A2: Unfortunately, the city requires the revenue generated from the income tax to fund the routine operations of the Police and Public Service departments. If all residents waited until April 15th to pay their taxes owed, the city would be unable to sustain such operations during the year. It would create a ‘feast or famine’ cycle for these departments and would present serious operational issues for them. That is why the city’s tax code calls for making quarterly estimated tax payments to the city (RITA). All residents (who do not have the taxes withheld from their paycheck) are required to make quarterly estimated tax payments to the city if they anticipate owing $200 or more in taxes (equal to $20,000 in earnings). Quarterly tax payments are required by the IRS and the State of Ohio for those persons who have taxable income but do not have tax withheld, such as self-employed business owners. The quarterly requirement is not unique to Pataskala.
Q3: I have my non-local employer ‘courtesy withhold’ my Pataskala 1.0% municipal income tax from my payroll. Do I need to file an annual income tax return with RITA?
A3: Yes. The city’s income tax code (CO §178) has a mandatory filing requirement. Even though you may have paid all the taxes for which you are liable, the return allows the city to ensure compliance by all taxpayers citywide. As a result, any and all residents who have earned income (e.g., W-2, 1099-NEC, 1099-MISC or Schedule C) must file a Pataskala municipal income tax return with RITA.
Q4: I’ve read on Facebook where the city only dedicated the income tax revenues to Police and Streets for the first year, and then it went to the General fund after that. Is that true?
A4: No. The city has always directed its’ income tax revenue to fund Police and Public Service operations, and to pay any debt service on outstanding bonds, loans or leases related to those departments. We have never deposited income tax revenue into the General fund.
Q5: Why does RITA assess penalties and interest on unpaid tax liability balances?

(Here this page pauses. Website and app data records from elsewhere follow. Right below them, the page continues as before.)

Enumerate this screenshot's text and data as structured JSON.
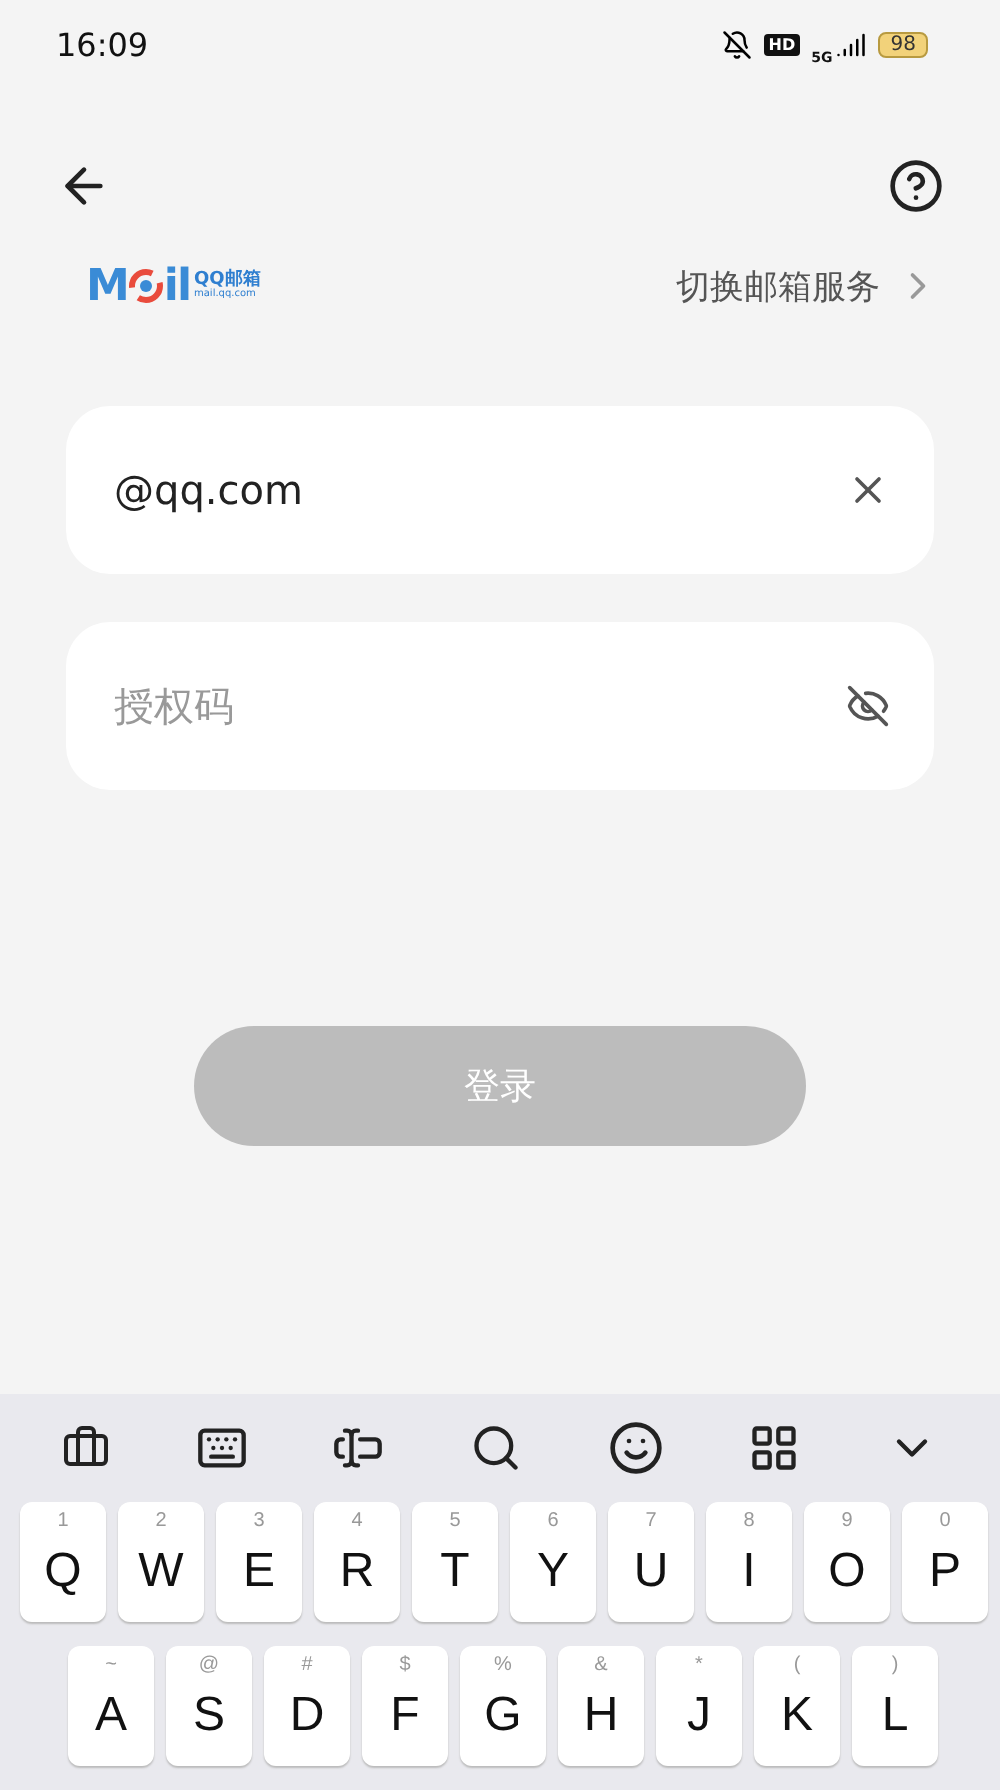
{
  "status_bar": {
    "time": "16:09",
    "hd": "HD",
    "network": "5G",
    "battery": "98"
  },
  "logo": {
    "mark_left": "M",
    "mark_right": "il",
    "brand": "QQ邮箱",
    "url": "mail.qq.com"
  },
  "switch_service": "切换邮箱服务",
  "email_field": {
    "value": "@qq.com"
  },
  "password_field": {
    "placeholder": "授权码"
  },
  "login_button": {
    "label": "登录",
    "disabled": true
  },
  "keyboard": {
    "rows": [
      [
        {
          "label": "Q",
          "hint": "1"
        },
        {
          "label": "W",
          "hint": "2"
        },
        {
          "label": "E",
          "hint": "3"
        },
        {
          "label": "R",
          "hint": "4"
        },
        {
          "label": "T",
          "hint": "5"
        },
        {
          "label": "Y",
          "hint": "6"
        },
        {
          "label": "U",
          "hint": "7"
        },
        {
          "label": "I",
          "hint": "8"
        },
        {
          "label": "O",
          "hint": "9"
        },
        {
          "label": "P",
          "hint": "0"
        }
      ],
      [
        {
          "label": "A",
          "hint": "~"
        },
        {
          "label": "S",
          "hint": "@"
        },
        {
          "label": "D",
          "hint": "#"
        },
        {
          "label": "F",
          "hint": "$"
        },
        {
          "label": "G",
          "hint": "%"
        },
        {
          "label": "H",
          "hint": "&"
        },
        {
          "label": "J",
          "hint": "*"
        },
        {
          "label": "K",
          "hint": "("
        },
        {
          "label": "L",
          "hint": ")"
        }
      ]
    ]
  }
}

A5: Like all Ohio municipal tax codes, the Pataskala income tax code provides for assessing penalties for non-filing and delinquent filing of tax returns as well as interest on unpaid balances. Please know that RITA does not retain these charges; rather, they are distributed to the city along with the regular income tax collection distribution. RITA has no vested interest in assessing interest or penalties, they are simply following the city’s tax code as it exists. If you are being assessed significant penalties or interest, we would encourage you to contact the city’s Finance department. We may be able to work with you to reduce or eliminate those charges. As everyone’s tax situation is different, so is our ability make such concession.
Q6: I’m retired, and my income only comes from a pension, retirement accounts or Social Security. Does the income tax apply to me?
A6: Generally speaking, the city’s income tax would not apply to you. However, we strongly encourage residents to notify RITA when they retire so that RITA will no longer send quarterly tax estimate bills or enforce non-filing penalties. However, if you do receive any type of earned income in any calendar year, whether on a W-2 or 1099, you will no longer be exempt from filing a return for that year. It’s important to know that the taxes owed would only be on the non-retirement income received.
Q7: I have a child who is younger than 18 years old. Are they required to pay the city income tax?
A7: The city’s tax code [CO 171.02(C)(12)(o)] specifically exempts the income earned by minor residents. Additionally, CO 171.05(A) requires that an annual return be filed by residents 18 years of age and older, so minor residents need not file a return.
Q8: Who can I contact if I have questions about filing my Pataskala city income tax?
A8: Information about filing your municipal income tax return can be found at www.ritaohio.com, or by calling The Regional Income Tax Agency (RITA) at (614) 430-8178 or (440) 922-3520.
If you have any other questions regarding your City of Pataskala income tax, please feel free to contact the RITA office at 1-800-860-7482.
Please consider visiting the RITA website Frequently Asked Question webpage to help answer any specific tax questions as well.